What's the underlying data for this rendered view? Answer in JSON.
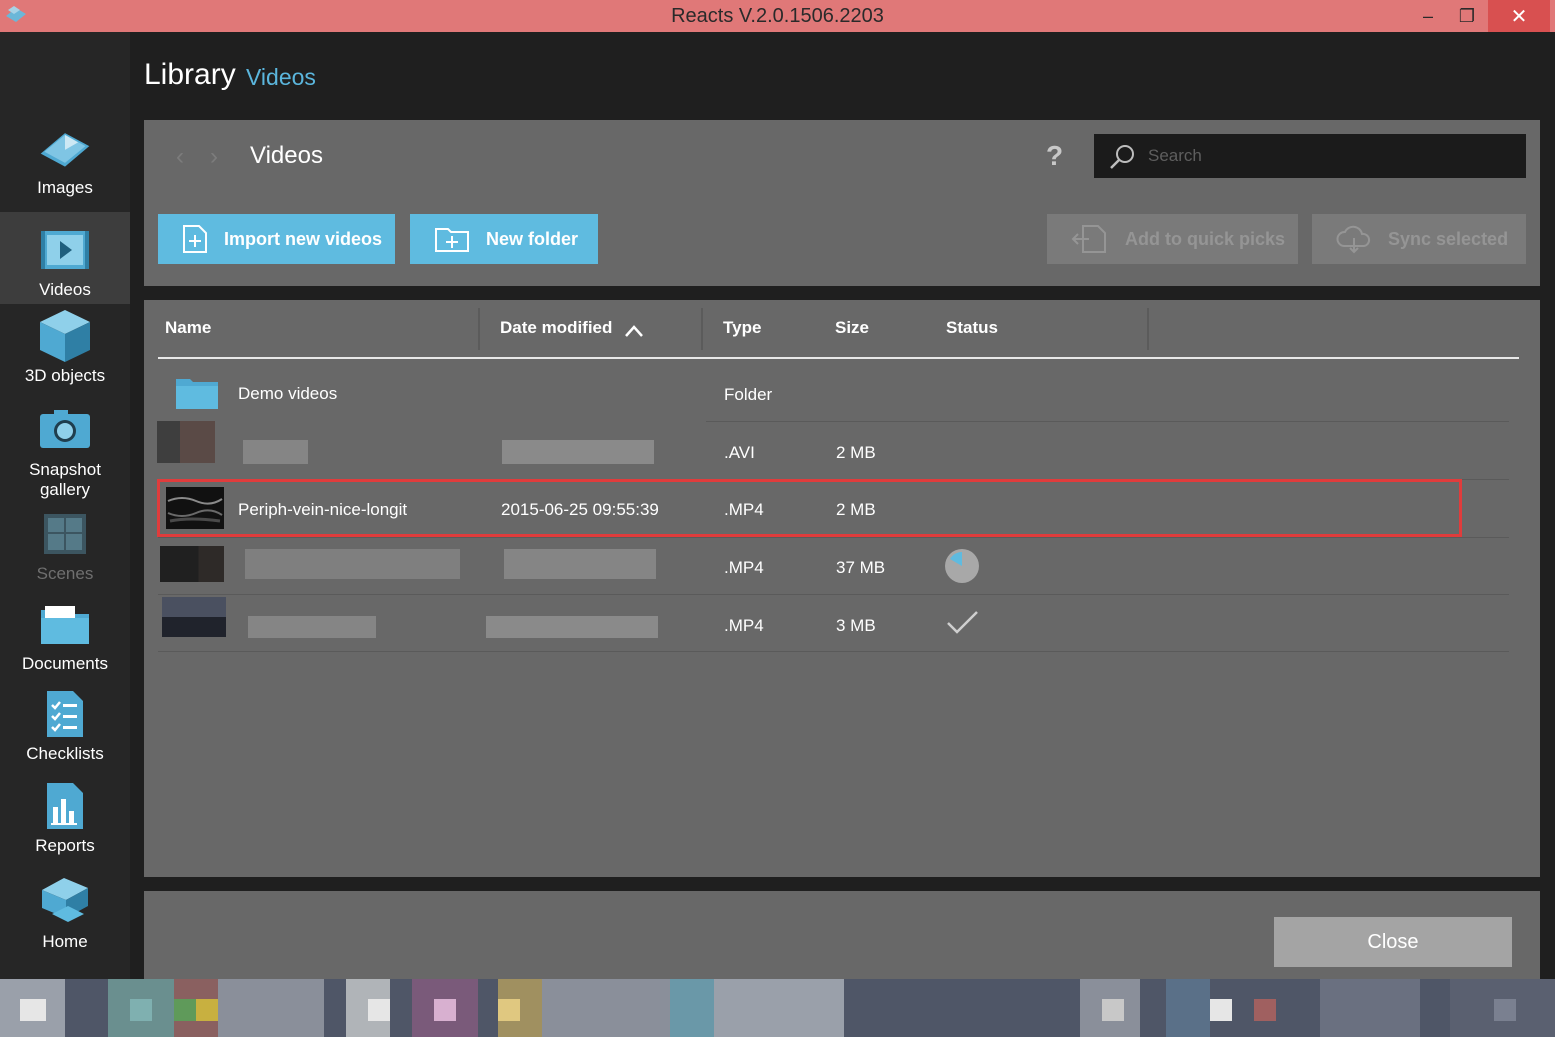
{
  "window": {
    "title": "Reacts V.2.0.1506.2203",
    "min": "–",
    "max": "❐",
    "close": "✕"
  },
  "sidebar": {
    "items": [
      {
        "label": "Images",
        "icon": "images-icon"
      },
      {
        "label": "Videos",
        "icon": "videos-icon",
        "active": true
      },
      {
        "label": "3D objects",
        "icon": "cube-icon"
      },
      {
        "label": "Snapshot gallery",
        "icon": "camera-icon"
      },
      {
        "label": "Scenes",
        "icon": "scenes-icon",
        "disabled": true
      },
      {
        "label": "Documents",
        "icon": "folder-icon"
      },
      {
        "label": "Checklists",
        "icon": "checklist-icon"
      },
      {
        "label": "Reports",
        "icon": "report-icon"
      },
      {
        "label": "Home",
        "icon": "home-icon"
      }
    ]
  },
  "header": {
    "title": "Library",
    "subtitle": "Videos"
  },
  "toolbar": {
    "back": "‹",
    "forward": "›",
    "folder_title": "Videos",
    "help": "?",
    "search_placeholder": "Search",
    "import_label": "Import new videos",
    "new_folder_label": "New folder",
    "quick_picks_label": "Add to quick picks",
    "sync_label": "Sync selected"
  },
  "table": {
    "columns": {
      "name": "Name",
      "date": "Date modified",
      "type": "Type",
      "size": "Size",
      "status": "Status"
    },
    "sort_indicator": "ascending",
    "rows": [
      {
        "name": "Demo videos",
        "date": "",
        "type": "Folder",
        "size": "",
        "status": ""
      },
      {
        "name": "",
        "date": "",
        "type": ".AVI",
        "size": "2 MB",
        "status": ""
      },
      {
        "name": "Periph-vein-nice-longit",
        "date": "2015-06-25 09:55:39",
        "type": ".MP4",
        "size": "2 MB",
        "status": "",
        "selected": true
      },
      {
        "name": "",
        "date": "",
        "type": ".MP4",
        "size": "37 MB",
        "status": "syncing"
      },
      {
        "name": "",
        "date": "",
        "type": ".MP4",
        "size": "3 MB",
        "status": "synced"
      }
    ]
  },
  "footer": {
    "close_label": "Close"
  },
  "colors": {
    "accent": "#5fbbe0",
    "titlebar": "#e07878",
    "selection": "#e03c3c"
  }
}
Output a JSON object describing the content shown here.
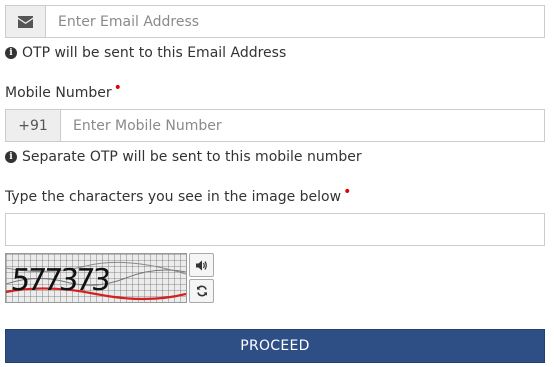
{
  "email": {
    "placeholder": "Enter Email Address",
    "icon": "envelope-icon",
    "help_text": "OTP will be sent to this Email Address"
  },
  "mobile": {
    "label": "Mobile Number",
    "required_marker": "•",
    "prefix": "+91",
    "placeholder": "Enter Mobile Number",
    "help_text": "Separate OTP will be sent to this mobile number"
  },
  "captcha": {
    "label": "Type the characters you see in the image below",
    "required_marker": "•",
    "input_value": "",
    "image_text": "577373",
    "audio_icon": "speaker-icon",
    "refresh_icon": "refresh-icon"
  },
  "proceed_label": "PROCEED",
  "colors": {
    "primary": "#2d4f86",
    "required": "#e00000",
    "border": "#cccccc",
    "addon_bg": "#eeeeee"
  }
}
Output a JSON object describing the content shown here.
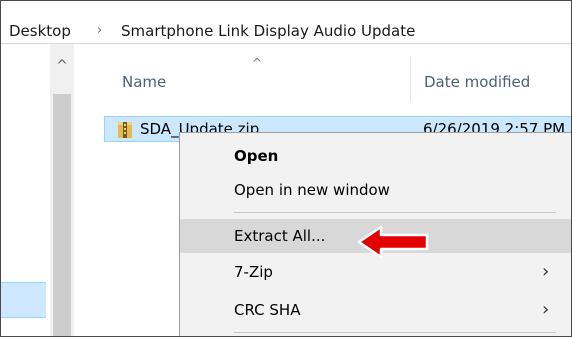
{
  "breadcrumb": {
    "items": [
      "Desktop",
      "Smartphone Link Display Audio Update"
    ],
    "separator": "›"
  },
  "nav": {
    "scroll_up_glyph": "^"
  },
  "columns": {
    "name": "Name",
    "date": "Date modified",
    "sort_glyph": "^"
  },
  "file": {
    "name": "SDA_Update.zip",
    "date": "6/26/2019 2:57 PM"
  },
  "context_menu": {
    "items": [
      {
        "label": "Open"
      },
      {
        "label": "Open in new window"
      },
      {
        "label": "Extract All..."
      },
      {
        "label": "7-Zip"
      },
      {
        "label": "CRC SHA"
      }
    ],
    "chevron": "›"
  },
  "colors": {
    "selection": "#cce8ff",
    "highlight": "#d8d8d8",
    "annotation_arrow": "#e30000"
  }
}
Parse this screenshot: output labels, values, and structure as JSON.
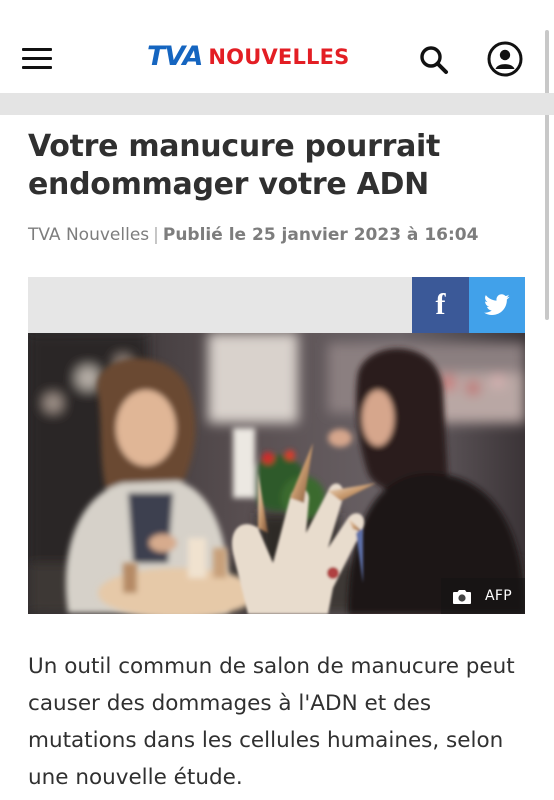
{
  "header": {
    "logo_tva": "TVA",
    "logo_nouvelles": "NOUVELLES",
    "menu_icon": "hamburger-menu-icon",
    "search_icon": "search-icon",
    "account_icon": "account-icon",
    "brand_blue": "#1565c0",
    "brand_red": "#e31e24"
  },
  "article": {
    "title": "Votre manucure pourrait endommager votre ADN",
    "source": "TVA Nouvelles",
    "separator": "|",
    "published": "Publié le 25 janvier 2023 à 16:04",
    "share": {
      "facebook_icon": "facebook-icon",
      "twitter_icon": "twitter-icon",
      "facebook_color": "#3b5998",
      "twitter_color": "#41a1ea"
    },
    "photo": {
      "credit_icon": "camera-icon",
      "credit": "AFP"
    },
    "lede": "Un outil commun de salon de manucure peut causer des dommages à l'ADN et des mutations dans les cellules humaines, selon une nouvelle étude."
  }
}
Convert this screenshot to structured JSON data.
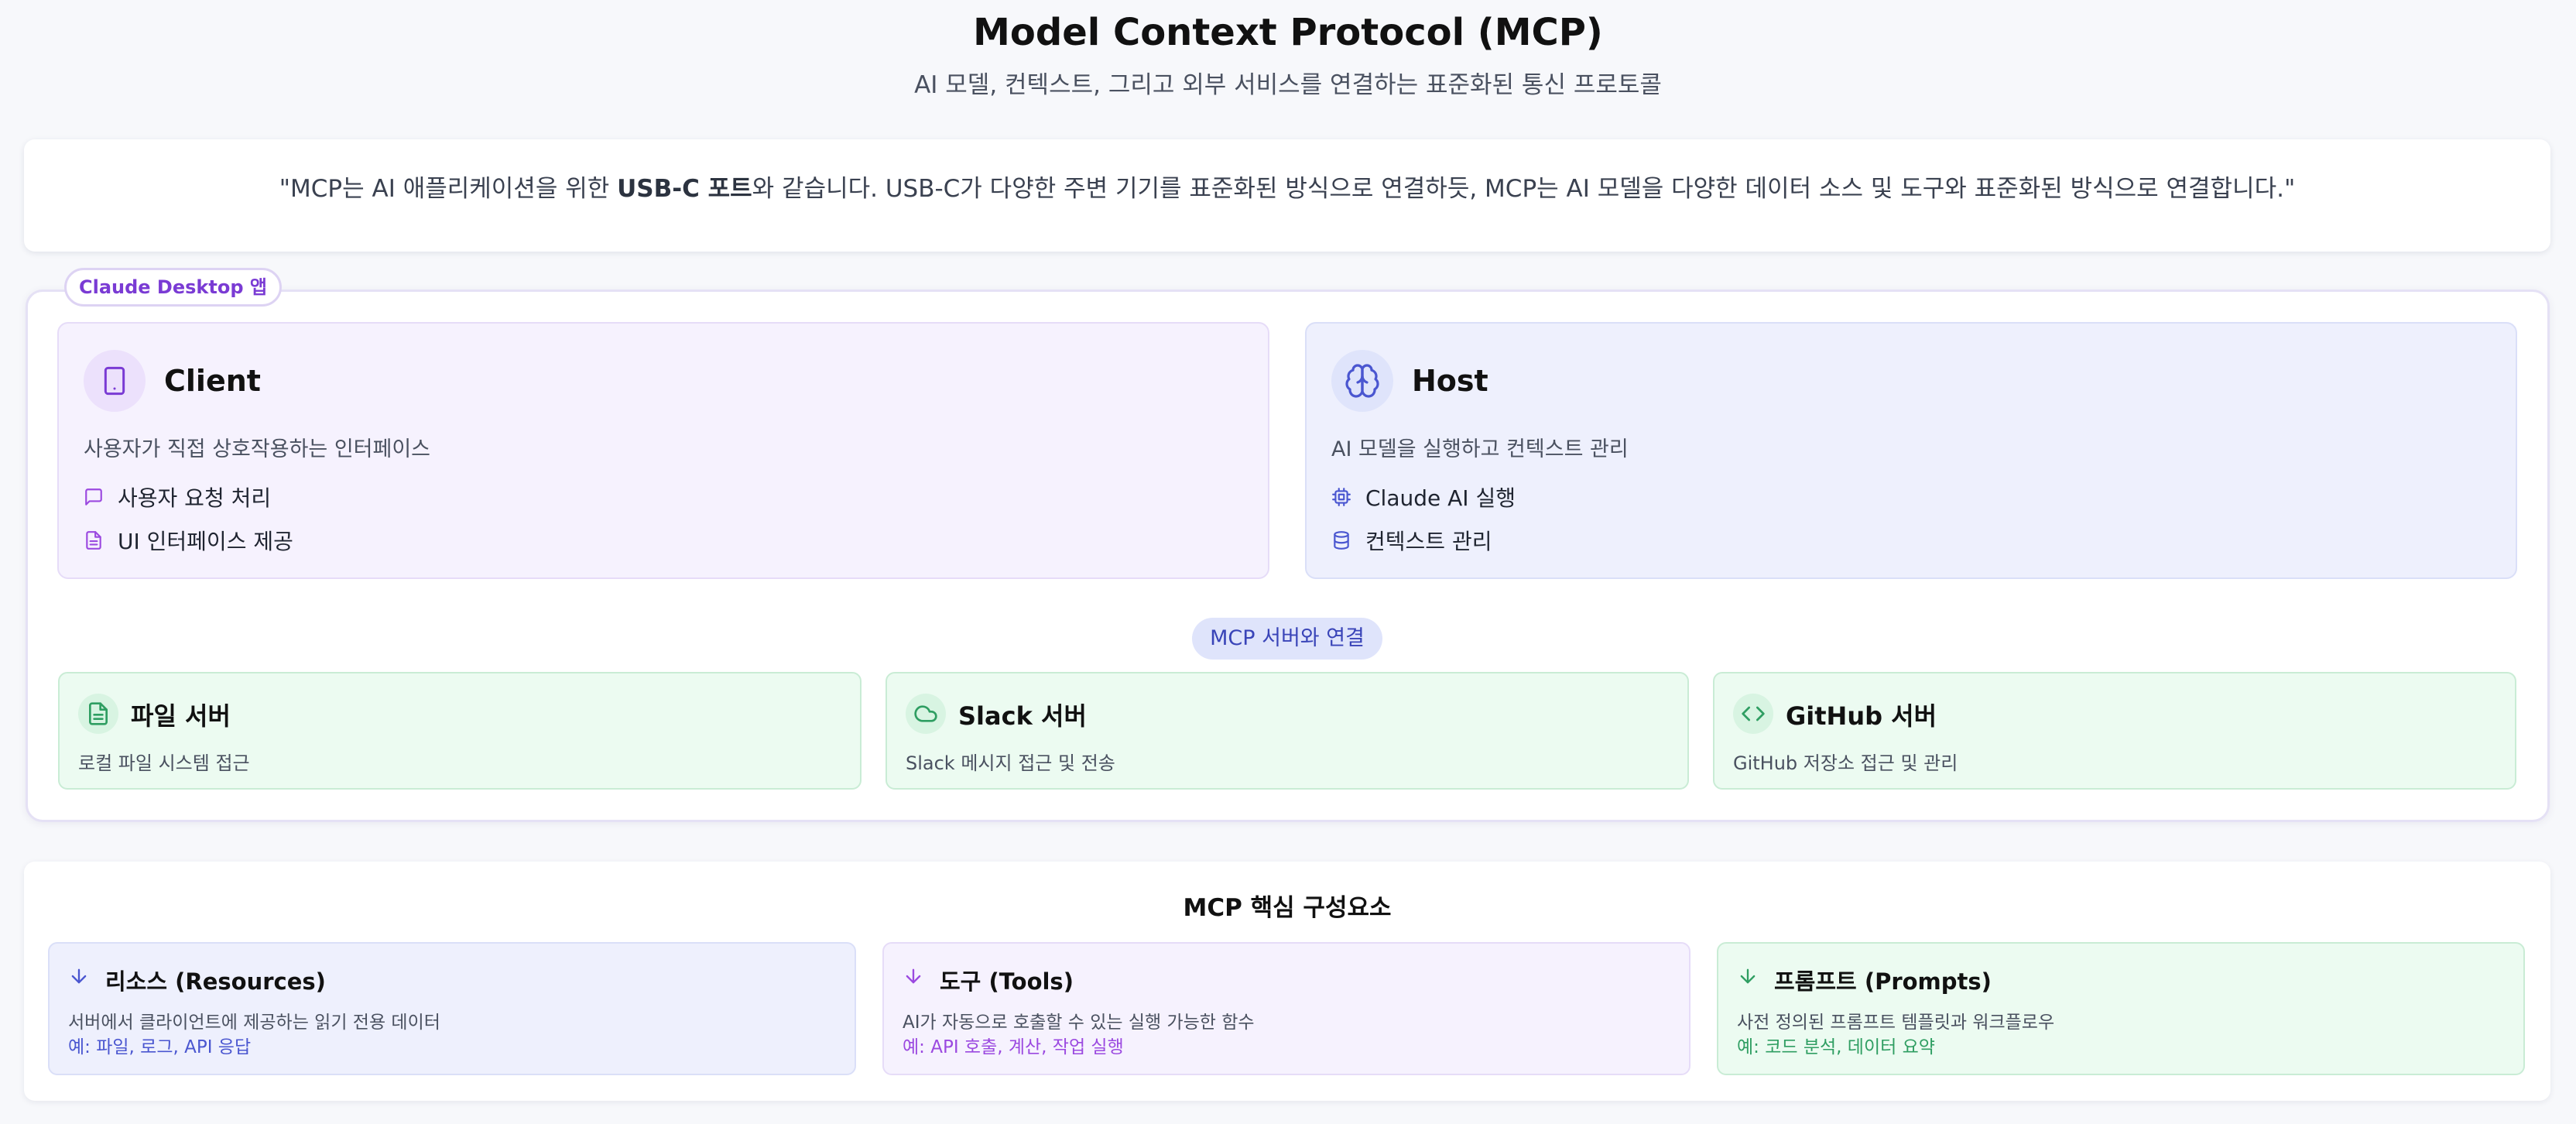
{
  "header": {
    "title": "Model Context Protocol (MCP)",
    "subtitle": "AI 모델, 컨텍스트, 그리고 외부 서비스를 연결하는 표준화된 통신 프로토콜"
  },
  "quote": {
    "before": "\"MCP는 AI 애플리케이션을 위한 ",
    "bold": "USB-C 포트",
    "after": "와 같습니다. USB-C가 다양한 주변 기기를 표준화된 방식으로 연결하듯, MCP는 AI 모델을 다양한 데이터 소스 및 도구와 표준화된 방식으로 연결합니다.\""
  },
  "app": {
    "label": "Claude Desktop 앱",
    "client": {
      "icon": "tablet-icon",
      "title": "Client",
      "description": "사용자가 직접 상호작용하는 인터페이스",
      "features": [
        {
          "icon": "message-square-icon",
          "label": "사용자 요청 처리"
        },
        {
          "icon": "file-text-icon",
          "label": "UI 인터페이스 제공"
        }
      ]
    },
    "host": {
      "icon": "brain-icon",
      "title": "Host",
      "description": "AI 모델을 실행하고 컨텍스트 관리",
      "features": [
        {
          "icon": "cpu-icon",
          "label": "Claude AI 실행"
        },
        {
          "icon": "database-icon",
          "label": "컨텍스트 관리"
        }
      ]
    },
    "connection_label": "MCP 서버와 연결",
    "servers": [
      {
        "icon": "file-icon",
        "title": "파일 서버",
        "description": "로컬 파일 시스템 접근"
      },
      {
        "icon": "cloud-icon",
        "title": "Slack 서버",
        "description": "Slack 메시지 접근 및 전송"
      },
      {
        "icon": "code-icon",
        "title": "GitHub 서버",
        "description": "GitHub 저장소 접근 및 관리"
      }
    ]
  },
  "core": {
    "title": "MCP 핵심 구성요소",
    "items": [
      {
        "icon": "arrow-down-icon",
        "name": "리소스 (Resources)",
        "description": "서버에서 클라이언트에 제공하는 읽기 전용 데이터",
        "example": "예: 파일, 로그, API 응답"
      },
      {
        "icon": "arrow-down-icon",
        "name": "도구 (Tools)",
        "description": "AI가 자동으로 호출할 수 있는 실행 가능한 함수",
        "example": "예: API 호출, 계산, 작업 실행"
      },
      {
        "icon": "arrow-down-icon",
        "name": "프롬프트 (Prompts)",
        "description": "사전 정의된 프롬프트 템플릿과 워크플로우",
        "example": "예: 코드 분석, 데이터 요약"
      }
    ]
  },
  "colors": {
    "client_accent": "#7a3bd4",
    "host_accent": "#4a56d0",
    "server_accent": "#2f9e62"
  }
}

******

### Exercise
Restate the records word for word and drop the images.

### Problem solution
What's the underlying data for this rendered view? Answer in JSON.
{
  "window": {
    "title": "Reacts V.2.0.1506.2203",
    "min": "–",
    "max": "❐",
    "close": "✕"
  },
  "sidebar": {
    "items": [
      {
        "label": "Images",
        "icon": "images-icon"
      },
      {
        "label": "Videos",
        "icon": "videos-icon",
        "active": true
      },
      {
        "label": "3D objects",
        "icon": "cube-icon"
      },
      {
        "label": "Snapshot gallery",
        "icon": "camera-icon"
      },
      {
        "label": "Scenes",
        "icon": "scenes-icon",
        "disabled": true
      },
      {
        "label": "Documents",
        "icon": "folder-icon"
      },
      {
        "label": "Checklists",
        "icon": "checklist-icon"
      },
      {
        "label": "Reports",
        "icon": "report-icon"
      },
      {
        "label": "Home",
        "icon": "home-icon"
      }
    ]
  },
  "header": {
    "title": "Library",
    "subtitle": "Videos"
  },
  "toolbar": {
    "back": "‹",
    "forward": "›",
    "folder_title": "Videos",
    "help": "?",
    "search_placeholder": "Search",
    "import_label": "Import new videos",
    "new_folder_label": "New folder",
    "quick_picks_label": "Add to quick picks",
    "sync_label": "Sync selected"
  },
  "table": {
    "columns": {
      "name": "Name",
      "date": "Date modified",
      "type": "Type",
      "size": "Size",
      "status": "Status"
    },
    "sort_indicator": "ascending",
    "rows": [
      {
        "name": "Demo videos",
        "date": "",
        "type": "Folder",
        "size": "",
        "status": ""
      },
      {
        "name": "",
        "date": "",
        "type": ".AVI",
        "size": "2 MB",
        "status": ""
      },
      {
        "name": "Periph-vein-nice-longit",
        "date": "2015-06-25 09:55:39",
        "type": ".MP4",
        "size": "2 MB",
        "status": "",
        "selected": true
      },
      {
        "name": "",
        "date": "",
        "type": ".MP4",
        "size": "37 MB",
        "status": "syncing"
      },
      {
        "name": "",
        "date": "",
        "type": ".MP4",
        "size": "3 MB",
        "status": "synced"
      }
    ]
  },
  "footer": {
    "close_label": "Close"
  },
  "colors": {
    "accent": "#5fbbe0",
    "titlebar": "#e07878",
    "selection": "#e03c3c"
  }
}
Output a JSON object describing the content shown here.
{
  "email": {
    "placeholder": "Enter Email Address",
    "icon": "envelope-icon",
    "help_text": "OTP will be sent to this Email Address"
  },
  "mobile": {
    "label": "Mobile Number",
    "required_marker": "•",
    "prefix": "+91",
    "placeholder": "Enter Mobile Number",
    "help_text": "Separate OTP will be sent to this mobile number"
  },
  "captcha": {
    "label": "Type the characters you see in the image below",
    "required_marker": "•",
    "input_value": "",
    "image_text": "577373",
    "audio_icon": "speaker-icon",
    "refresh_icon": "refresh-icon"
  },
  "proceed_label": "PROCEED",
  "colors": {
    "primary": "#2d4f86",
    "required": "#e00000",
    "border": "#cccccc",
    "addon_bg": "#eeeeee"
  }
}
Output a JSON object describing the content shown here.
{
  "breadcrumb": {
    "items": [
      "Desktop",
      "Smartphone Link Display Audio Update"
    ],
    "separator": "›"
  },
  "nav": {
    "scroll_up_glyph": "^"
  },
  "columns": {
    "name": "Name",
    "date": "Date modified",
    "sort_glyph": "^"
  },
  "file": {
    "name": "SDA_Update.zip",
    "date": "6/26/2019 2:57 PM"
  },
  "context_menu": {
    "items": [
      {
        "label": "Open"
      },
      {
        "label": "Open in new window"
      },
      {
        "label": "Extract All..."
      },
      {
        "label": "7-Zip"
      },
      {
        "label": "CRC SHA"
      }
    ],
    "chevron": "›"
  },
  "colors": {
    "selection": "#cce8ff",
    "highlight": "#d8d8d8",
    "annotation_arrow": "#e30000"
  }
}
Parse this screenshot: output labels, values, and structure as JSON.
{
  "header": {
    "logo_tva": "TVA",
    "logo_nouvelles": "NOUVELLES",
    "menu_icon": "hamburger-menu-icon",
    "search_icon": "search-icon",
    "account_icon": "account-icon",
    "brand_blue": "#1565c0",
    "brand_red": "#e31e24"
  },
  "article": {
    "title": "Votre manucure pourrait endommager votre ADN",
    "source": "TVA Nouvelles",
    "separator": "|",
    "published": "Publié le 25 janvier 2023 à 16:04",
    "share": {
      "facebook_icon": "facebook-icon",
      "twitter_icon": "twitter-icon",
      "facebook_color": "#3b5998",
      "twitter_color": "#41a1ea"
    },
    "photo": {
      "credit_icon": "camera-icon",
      "credit": "AFP"
    },
    "lede": "Un outil commun de salon de manucure peut causer des dommages à l'ADN et des mutations dans les cellules humaines, selon une nouvelle étude."
  }
}
Convert this screenshot to structured JSON data.
{
  "header": {
    "title": "Model Context Protocol (MCP)",
    "subtitle": "AI 모델, 컨텍스트, 그리고 외부 서비스를 연결하는 표준화된 통신 프로토콜"
  },
  "quote": {
    "before": "\"MCP는 AI 애플리케이션을 위한 ",
    "bold": "USB-C 포트",
    "after": "와 같습니다. USB-C가 다양한 주변 기기를 표준화된 방식으로 연결하듯, MCP는 AI 모델을 다양한 데이터 소스 및 도구와 표준화된 방식으로 연결합니다.\""
  },
  "app": {
    "label": "Claude Desktop 앱",
    "client": {
      "icon": "tablet-icon",
      "title": "Client",
      "description": "사용자가 직접 상호작용하는 인터페이스",
      "features": [
        {
          "icon": "message-square-icon",
          "label": "사용자 요청 처리"
        },
        {
          "icon": "file-text-icon",
          "label": "UI 인터페이스 제공"
        }
      ]
    },
    "host": {
      "icon": "brain-icon",
      "title": "Host",
      "description": "AI 모델을 실행하고 컨텍스트 관리",
      "features": [
        {
          "icon": "cpu-icon",
          "label": "Claude AI 실행"
        },
        {
          "icon": "database-icon",
          "label": "컨텍스트 관리"
        }
      ]
    },
    "connection_label": "MCP 서버와 연결",
    "servers": [
      {
        "icon": "file-icon",
        "title": "파일 서버",
        "description": "로컬 파일 시스템 접근"
      },
      {
        "icon": "cloud-icon",
        "title": "Slack 서버",
        "description": "Slack 메시지 접근 및 전송"
      },
      {
        "icon": "code-icon",
        "title": "GitHub 서버",
        "description": "GitHub 저장소 접근 및 관리"
      }
    ]
  },
  "core": {
    "title": "MCP 핵심 구성요소",
    "items": [
      {
        "icon": "arrow-down-icon",
        "name": "리소스 (Resources)",
        "description": "서버에서 클라이언트에 제공하는 읽기 전용 데이터",
        "example": "예: 파일, 로그, API 응답"
      },
      {
        "icon": "arrow-down-icon",
        "name": "도구 (Tools)",
        "description": "AI가 자동으로 호출할 수 있는 실행 가능한 함수",
        "example": "예: API 호출, 계산, 작업 실행"
      },
      {
        "icon": "arrow-down-icon",
        "name": "프롬프트 (Prompts)",
        "description": "사전 정의된 프롬프트 템플릿과 워크플로우",
        "example": "예: 코드 분석, 데이터 요약"
      }
    ]
  },
  "colors": {
    "client_accent": "#7a3bd4",
    "host_accent": "#4a56d0",
    "server_accent": "#2f9e62"
  }
}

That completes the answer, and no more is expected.